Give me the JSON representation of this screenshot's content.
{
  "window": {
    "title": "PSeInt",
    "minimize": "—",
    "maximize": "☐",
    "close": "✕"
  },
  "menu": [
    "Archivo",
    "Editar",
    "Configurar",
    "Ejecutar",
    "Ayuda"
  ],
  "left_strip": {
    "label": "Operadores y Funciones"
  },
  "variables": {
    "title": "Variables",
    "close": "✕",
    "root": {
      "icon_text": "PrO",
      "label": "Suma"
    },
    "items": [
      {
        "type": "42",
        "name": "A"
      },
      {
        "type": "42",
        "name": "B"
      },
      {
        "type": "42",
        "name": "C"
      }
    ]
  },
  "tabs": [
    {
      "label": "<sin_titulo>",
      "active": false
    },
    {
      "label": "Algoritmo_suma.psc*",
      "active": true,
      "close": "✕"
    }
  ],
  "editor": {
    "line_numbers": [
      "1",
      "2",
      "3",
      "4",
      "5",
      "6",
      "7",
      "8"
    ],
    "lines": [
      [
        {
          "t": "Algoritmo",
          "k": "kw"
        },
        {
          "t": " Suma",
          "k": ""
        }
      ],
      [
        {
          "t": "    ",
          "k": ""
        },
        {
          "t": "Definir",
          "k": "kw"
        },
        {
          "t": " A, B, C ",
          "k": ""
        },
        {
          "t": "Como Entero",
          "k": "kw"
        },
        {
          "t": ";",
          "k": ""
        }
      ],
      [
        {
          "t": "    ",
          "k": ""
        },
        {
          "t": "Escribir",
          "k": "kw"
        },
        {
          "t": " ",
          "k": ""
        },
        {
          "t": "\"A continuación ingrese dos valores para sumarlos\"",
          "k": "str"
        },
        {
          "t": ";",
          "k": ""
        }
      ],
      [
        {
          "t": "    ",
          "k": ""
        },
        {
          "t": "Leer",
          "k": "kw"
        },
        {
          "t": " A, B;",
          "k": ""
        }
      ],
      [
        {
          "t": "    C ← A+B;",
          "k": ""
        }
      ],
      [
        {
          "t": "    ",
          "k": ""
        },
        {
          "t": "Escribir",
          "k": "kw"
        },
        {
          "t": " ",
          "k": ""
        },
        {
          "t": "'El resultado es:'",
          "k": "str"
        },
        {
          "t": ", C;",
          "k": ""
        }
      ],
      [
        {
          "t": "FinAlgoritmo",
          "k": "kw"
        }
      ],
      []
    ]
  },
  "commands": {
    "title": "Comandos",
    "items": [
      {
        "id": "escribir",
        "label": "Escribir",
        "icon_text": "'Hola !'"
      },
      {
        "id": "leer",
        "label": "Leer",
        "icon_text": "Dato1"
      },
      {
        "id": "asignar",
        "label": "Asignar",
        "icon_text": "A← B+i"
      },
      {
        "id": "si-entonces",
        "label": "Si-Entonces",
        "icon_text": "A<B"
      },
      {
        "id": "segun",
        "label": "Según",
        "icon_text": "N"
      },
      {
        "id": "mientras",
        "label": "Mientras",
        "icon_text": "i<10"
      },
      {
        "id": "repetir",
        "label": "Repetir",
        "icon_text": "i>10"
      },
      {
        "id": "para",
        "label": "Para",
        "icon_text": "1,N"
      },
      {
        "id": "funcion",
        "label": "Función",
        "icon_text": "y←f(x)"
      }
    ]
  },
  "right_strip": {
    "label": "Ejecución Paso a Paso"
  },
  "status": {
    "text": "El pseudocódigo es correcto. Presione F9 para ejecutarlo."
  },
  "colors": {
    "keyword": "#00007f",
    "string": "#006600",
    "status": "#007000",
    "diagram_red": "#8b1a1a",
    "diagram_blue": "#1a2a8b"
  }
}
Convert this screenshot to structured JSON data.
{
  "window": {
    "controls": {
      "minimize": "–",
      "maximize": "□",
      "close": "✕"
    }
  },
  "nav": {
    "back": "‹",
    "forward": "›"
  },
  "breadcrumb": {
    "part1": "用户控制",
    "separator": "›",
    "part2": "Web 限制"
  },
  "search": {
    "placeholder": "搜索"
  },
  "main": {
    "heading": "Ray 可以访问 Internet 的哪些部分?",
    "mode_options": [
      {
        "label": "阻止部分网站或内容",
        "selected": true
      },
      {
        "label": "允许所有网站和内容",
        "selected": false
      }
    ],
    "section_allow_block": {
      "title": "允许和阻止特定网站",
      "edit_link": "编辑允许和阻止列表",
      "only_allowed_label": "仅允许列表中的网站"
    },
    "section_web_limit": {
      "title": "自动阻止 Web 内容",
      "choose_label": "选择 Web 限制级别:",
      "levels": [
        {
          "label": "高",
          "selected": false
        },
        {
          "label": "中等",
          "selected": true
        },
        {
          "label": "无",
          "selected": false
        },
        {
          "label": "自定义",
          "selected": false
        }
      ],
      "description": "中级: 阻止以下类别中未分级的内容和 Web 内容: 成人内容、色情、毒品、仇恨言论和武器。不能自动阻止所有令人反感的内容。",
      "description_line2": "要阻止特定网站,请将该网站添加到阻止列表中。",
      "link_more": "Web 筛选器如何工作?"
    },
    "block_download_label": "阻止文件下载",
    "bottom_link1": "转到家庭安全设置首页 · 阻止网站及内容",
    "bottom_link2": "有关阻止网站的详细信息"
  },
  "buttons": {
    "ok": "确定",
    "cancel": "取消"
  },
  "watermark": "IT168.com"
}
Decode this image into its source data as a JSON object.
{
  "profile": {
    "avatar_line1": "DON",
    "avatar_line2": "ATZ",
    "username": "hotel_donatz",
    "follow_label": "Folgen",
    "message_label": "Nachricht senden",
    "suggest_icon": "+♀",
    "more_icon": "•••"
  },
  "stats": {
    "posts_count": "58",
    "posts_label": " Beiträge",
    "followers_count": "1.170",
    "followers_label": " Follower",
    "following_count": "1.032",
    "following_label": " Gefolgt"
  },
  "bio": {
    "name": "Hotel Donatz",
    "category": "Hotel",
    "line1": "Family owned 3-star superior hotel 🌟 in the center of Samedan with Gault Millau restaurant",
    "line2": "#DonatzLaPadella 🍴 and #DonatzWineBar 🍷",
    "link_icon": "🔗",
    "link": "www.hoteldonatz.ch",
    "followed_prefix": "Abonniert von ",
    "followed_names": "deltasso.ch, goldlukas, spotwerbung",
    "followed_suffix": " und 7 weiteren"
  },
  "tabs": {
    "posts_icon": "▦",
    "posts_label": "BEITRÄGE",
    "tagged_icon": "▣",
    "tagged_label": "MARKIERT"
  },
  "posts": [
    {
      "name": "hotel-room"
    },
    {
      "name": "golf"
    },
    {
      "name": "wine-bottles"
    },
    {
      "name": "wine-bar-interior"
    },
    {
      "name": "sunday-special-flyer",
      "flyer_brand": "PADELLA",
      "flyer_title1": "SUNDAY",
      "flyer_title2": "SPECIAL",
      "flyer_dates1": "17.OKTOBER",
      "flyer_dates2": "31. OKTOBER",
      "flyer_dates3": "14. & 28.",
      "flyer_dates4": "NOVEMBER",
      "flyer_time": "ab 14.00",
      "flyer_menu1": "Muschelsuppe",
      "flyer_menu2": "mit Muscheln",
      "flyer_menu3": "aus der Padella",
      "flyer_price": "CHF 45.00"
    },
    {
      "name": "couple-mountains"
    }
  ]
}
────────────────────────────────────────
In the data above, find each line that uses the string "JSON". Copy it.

Give me the JSON representation of this screenshot's content.
Convert this screenshot to structured JSON data.
Decode this image into its source data as a JSON object.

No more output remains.